## [Information provided]
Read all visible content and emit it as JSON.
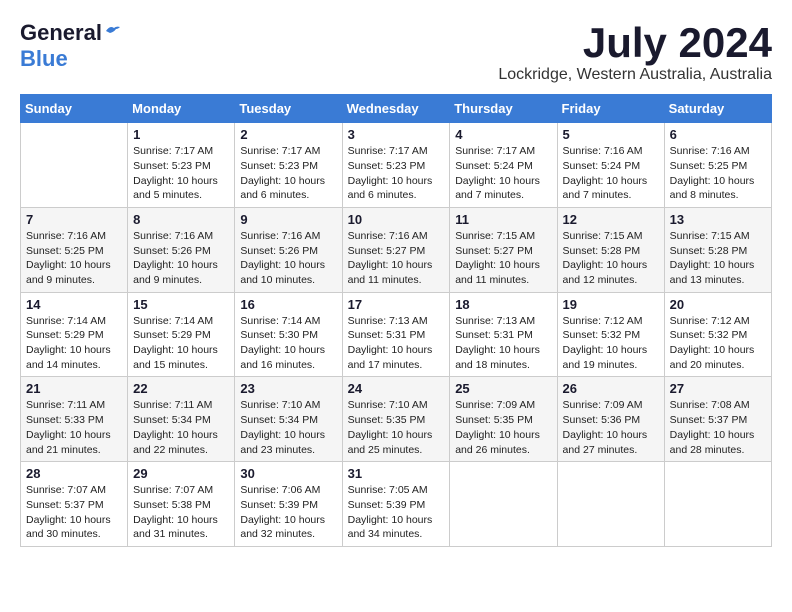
{
  "logo": {
    "line1": "General",
    "line2": "Blue"
  },
  "title": "July 2024",
  "location": "Lockridge, Western Australia, Australia",
  "weekdays": [
    "Sunday",
    "Monday",
    "Tuesday",
    "Wednesday",
    "Thursday",
    "Friday",
    "Saturday"
  ],
  "weeks": [
    [
      {
        "day": "",
        "info": ""
      },
      {
        "day": "1",
        "info": "Sunrise: 7:17 AM\nSunset: 5:23 PM\nDaylight: 10 hours\nand 5 minutes."
      },
      {
        "day": "2",
        "info": "Sunrise: 7:17 AM\nSunset: 5:23 PM\nDaylight: 10 hours\nand 6 minutes."
      },
      {
        "day": "3",
        "info": "Sunrise: 7:17 AM\nSunset: 5:23 PM\nDaylight: 10 hours\nand 6 minutes."
      },
      {
        "day": "4",
        "info": "Sunrise: 7:17 AM\nSunset: 5:24 PM\nDaylight: 10 hours\nand 7 minutes."
      },
      {
        "day": "5",
        "info": "Sunrise: 7:16 AM\nSunset: 5:24 PM\nDaylight: 10 hours\nand 7 minutes."
      },
      {
        "day": "6",
        "info": "Sunrise: 7:16 AM\nSunset: 5:25 PM\nDaylight: 10 hours\nand 8 minutes."
      }
    ],
    [
      {
        "day": "7",
        "info": "Sunrise: 7:16 AM\nSunset: 5:25 PM\nDaylight: 10 hours\nand 9 minutes."
      },
      {
        "day": "8",
        "info": "Sunrise: 7:16 AM\nSunset: 5:26 PM\nDaylight: 10 hours\nand 9 minutes."
      },
      {
        "day": "9",
        "info": "Sunrise: 7:16 AM\nSunset: 5:26 PM\nDaylight: 10 hours\nand 10 minutes."
      },
      {
        "day": "10",
        "info": "Sunrise: 7:16 AM\nSunset: 5:27 PM\nDaylight: 10 hours\nand 11 minutes."
      },
      {
        "day": "11",
        "info": "Sunrise: 7:15 AM\nSunset: 5:27 PM\nDaylight: 10 hours\nand 11 minutes."
      },
      {
        "day": "12",
        "info": "Sunrise: 7:15 AM\nSunset: 5:28 PM\nDaylight: 10 hours\nand 12 minutes."
      },
      {
        "day": "13",
        "info": "Sunrise: 7:15 AM\nSunset: 5:28 PM\nDaylight: 10 hours\nand 13 minutes."
      }
    ],
    [
      {
        "day": "14",
        "info": "Sunrise: 7:14 AM\nSunset: 5:29 PM\nDaylight: 10 hours\nand 14 minutes."
      },
      {
        "day": "15",
        "info": "Sunrise: 7:14 AM\nSunset: 5:29 PM\nDaylight: 10 hours\nand 15 minutes."
      },
      {
        "day": "16",
        "info": "Sunrise: 7:14 AM\nSunset: 5:30 PM\nDaylight: 10 hours\nand 16 minutes."
      },
      {
        "day": "17",
        "info": "Sunrise: 7:13 AM\nSunset: 5:31 PM\nDaylight: 10 hours\nand 17 minutes."
      },
      {
        "day": "18",
        "info": "Sunrise: 7:13 AM\nSunset: 5:31 PM\nDaylight: 10 hours\nand 18 minutes."
      },
      {
        "day": "19",
        "info": "Sunrise: 7:12 AM\nSunset: 5:32 PM\nDaylight: 10 hours\nand 19 minutes."
      },
      {
        "day": "20",
        "info": "Sunrise: 7:12 AM\nSunset: 5:32 PM\nDaylight: 10 hours\nand 20 minutes."
      }
    ],
    [
      {
        "day": "21",
        "info": "Sunrise: 7:11 AM\nSunset: 5:33 PM\nDaylight: 10 hours\nand 21 minutes."
      },
      {
        "day": "22",
        "info": "Sunrise: 7:11 AM\nSunset: 5:34 PM\nDaylight: 10 hours\nand 22 minutes."
      },
      {
        "day": "23",
        "info": "Sunrise: 7:10 AM\nSunset: 5:34 PM\nDaylight: 10 hours\nand 23 minutes."
      },
      {
        "day": "24",
        "info": "Sunrise: 7:10 AM\nSunset: 5:35 PM\nDaylight: 10 hours\nand 25 minutes."
      },
      {
        "day": "25",
        "info": "Sunrise: 7:09 AM\nSunset: 5:35 PM\nDaylight: 10 hours\nand 26 minutes."
      },
      {
        "day": "26",
        "info": "Sunrise: 7:09 AM\nSunset: 5:36 PM\nDaylight: 10 hours\nand 27 minutes."
      },
      {
        "day": "27",
        "info": "Sunrise: 7:08 AM\nSunset: 5:37 PM\nDaylight: 10 hours\nand 28 minutes."
      }
    ],
    [
      {
        "day": "28",
        "info": "Sunrise: 7:07 AM\nSunset: 5:37 PM\nDaylight: 10 hours\nand 30 minutes."
      },
      {
        "day": "29",
        "info": "Sunrise: 7:07 AM\nSunset: 5:38 PM\nDaylight: 10 hours\nand 31 minutes."
      },
      {
        "day": "30",
        "info": "Sunrise: 7:06 AM\nSunset: 5:39 PM\nDaylight: 10 hours\nand 32 minutes."
      },
      {
        "day": "31",
        "info": "Sunrise: 7:05 AM\nSunset: 5:39 PM\nDaylight: 10 hours\nand 34 minutes."
      },
      {
        "day": "",
        "info": ""
      },
      {
        "day": "",
        "info": ""
      },
      {
        "day": "",
        "info": ""
      }
    ]
  ]
}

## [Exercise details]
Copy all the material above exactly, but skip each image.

## [Solution below]
Read all visible content and emit it as JSON.
{
  "logo": {
    "line1": "General",
    "line2": "Blue"
  },
  "title": "July 2024",
  "location": "Lockridge, Western Australia, Australia",
  "weekdays": [
    "Sunday",
    "Monday",
    "Tuesday",
    "Wednesday",
    "Thursday",
    "Friday",
    "Saturday"
  ],
  "weeks": [
    [
      {
        "day": "",
        "info": ""
      },
      {
        "day": "1",
        "info": "Sunrise: 7:17 AM\nSunset: 5:23 PM\nDaylight: 10 hours\nand 5 minutes."
      },
      {
        "day": "2",
        "info": "Sunrise: 7:17 AM\nSunset: 5:23 PM\nDaylight: 10 hours\nand 6 minutes."
      },
      {
        "day": "3",
        "info": "Sunrise: 7:17 AM\nSunset: 5:23 PM\nDaylight: 10 hours\nand 6 minutes."
      },
      {
        "day": "4",
        "info": "Sunrise: 7:17 AM\nSunset: 5:24 PM\nDaylight: 10 hours\nand 7 minutes."
      },
      {
        "day": "5",
        "info": "Sunrise: 7:16 AM\nSunset: 5:24 PM\nDaylight: 10 hours\nand 7 minutes."
      },
      {
        "day": "6",
        "info": "Sunrise: 7:16 AM\nSunset: 5:25 PM\nDaylight: 10 hours\nand 8 minutes."
      }
    ],
    [
      {
        "day": "7",
        "info": "Sunrise: 7:16 AM\nSunset: 5:25 PM\nDaylight: 10 hours\nand 9 minutes."
      },
      {
        "day": "8",
        "info": "Sunrise: 7:16 AM\nSunset: 5:26 PM\nDaylight: 10 hours\nand 9 minutes."
      },
      {
        "day": "9",
        "info": "Sunrise: 7:16 AM\nSunset: 5:26 PM\nDaylight: 10 hours\nand 10 minutes."
      },
      {
        "day": "10",
        "info": "Sunrise: 7:16 AM\nSunset: 5:27 PM\nDaylight: 10 hours\nand 11 minutes."
      },
      {
        "day": "11",
        "info": "Sunrise: 7:15 AM\nSunset: 5:27 PM\nDaylight: 10 hours\nand 11 minutes."
      },
      {
        "day": "12",
        "info": "Sunrise: 7:15 AM\nSunset: 5:28 PM\nDaylight: 10 hours\nand 12 minutes."
      },
      {
        "day": "13",
        "info": "Sunrise: 7:15 AM\nSunset: 5:28 PM\nDaylight: 10 hours\nand 13 minutes."
      }
    ],
    [
      {
        "day": "14",
        "info": "Sunrise: 7:14 AM\nSunset: 5:29 PM\nDaylight: 10 hours\nand 14 minutes."
      },
      {
        "day": "15",
        "info": "Sunrise: 7:14 AM\nSunset: 5:29 PM\nDaylight: 10 hours\nand 15 minutes."
      },
      {
        "day": "16",
        "info": "Sunrise: 7:14 AM\nSunset: 5:30 PM\nDaylight: 10 hours\nand 16 minutes."
      },
      {
        "day": "17",
        "info": "Sunrise: 7:13 AM\nSunset: 5:31 PM\nDaylight: 10 hours\nand 17 minutes."
      },
      {
        "day": "18",
        "info": "Sunrise: 7:13 AM\nSunset: 5:31 PM\nDaylight: 10 hours\nand 18 minutes."
      },
      {
        "day": "19",
        "info": "Sunrise: 7:12 AM\nSunset: 5:32 PM\nDaylight: 10 hours\nand 19 minutes."
      },
      {
        "day": "20",
        "info": "Sunrise: 7:12 AM\nSunset: 5:32 PM\nDaylight: 10 hours\nand 20 minutes."
      }
    ],
    [
      {
        "day": "21",
        "info": "Sunrise: 7:11 AM\nSunset: 5:33 PM\nDaylight: 10 hours\nand 21 minutes."
      },
      {
        "day": "22",
        "info": "Sunrise: 7:11 AM\nSunset: 5:34 PM\nDaylight: 10 hours\nand 22 minutes."
      },
      {
        "day": "23",
        "info": "Sunrise: 7:10 AM\nSunset: 5:34 PM\nDaylight: 10 hours\nand 23 minutes."
      },
      {
        "day": "24",
        "info": "Sunrise: 7:10 AM\nSunset: 5:35 PM\nDaylight: 10 hours\nand 25 minutes."
      },
      {
        "day": "25",
        "info": "Sunrise: 7:09 AM\nSunset: 5:35 PM\nDaylight: 10 hours\nand 26 minutes."
      },
      {
        "day": "26",
        "info": "Sunrise: 7:09 AM\nSunset: 5:36 PM\nDaylight: 10 hours\nand 27 minutes."
      },
      {
        "day": "27",
        "info": "Sunrise: 7:08 AM\nSunset: 5:37 PM\nDaylight: 10 hours\nand 28 minutes."
      }
    ],
    [
      {
        "day": "28",
        "info": "Sunrise: 7:07 AM\nSunset: 5:37 PM\nDaylight: 10 hours\nand 30 minutes."
      },
      {
        "day": "29",
        "info": "Sunrise: 7:07 AM\nSunset: 5:38 PM\nDaylight: 10 hours\nand 31 minutes."
      },
      {
        "day": "30",
        "info": "Sunrise: 7:06 AM\nSunset: 5:39 PM\nDaylight: 10 hours\nand 32 minutes."
      },
      {
        "day": "31",
        "info": "Sunrise: 7:05 AM\nSunset: 5:39 PM\nDaylight: 10 hours\nand 34 minutes."
      },
      {
        "day": "",
        "info": ""
      },
      {
        "day": "",
        "info": ""
      },
      {
        "day": "",
        "info": ""
      }
    ]
  ]
}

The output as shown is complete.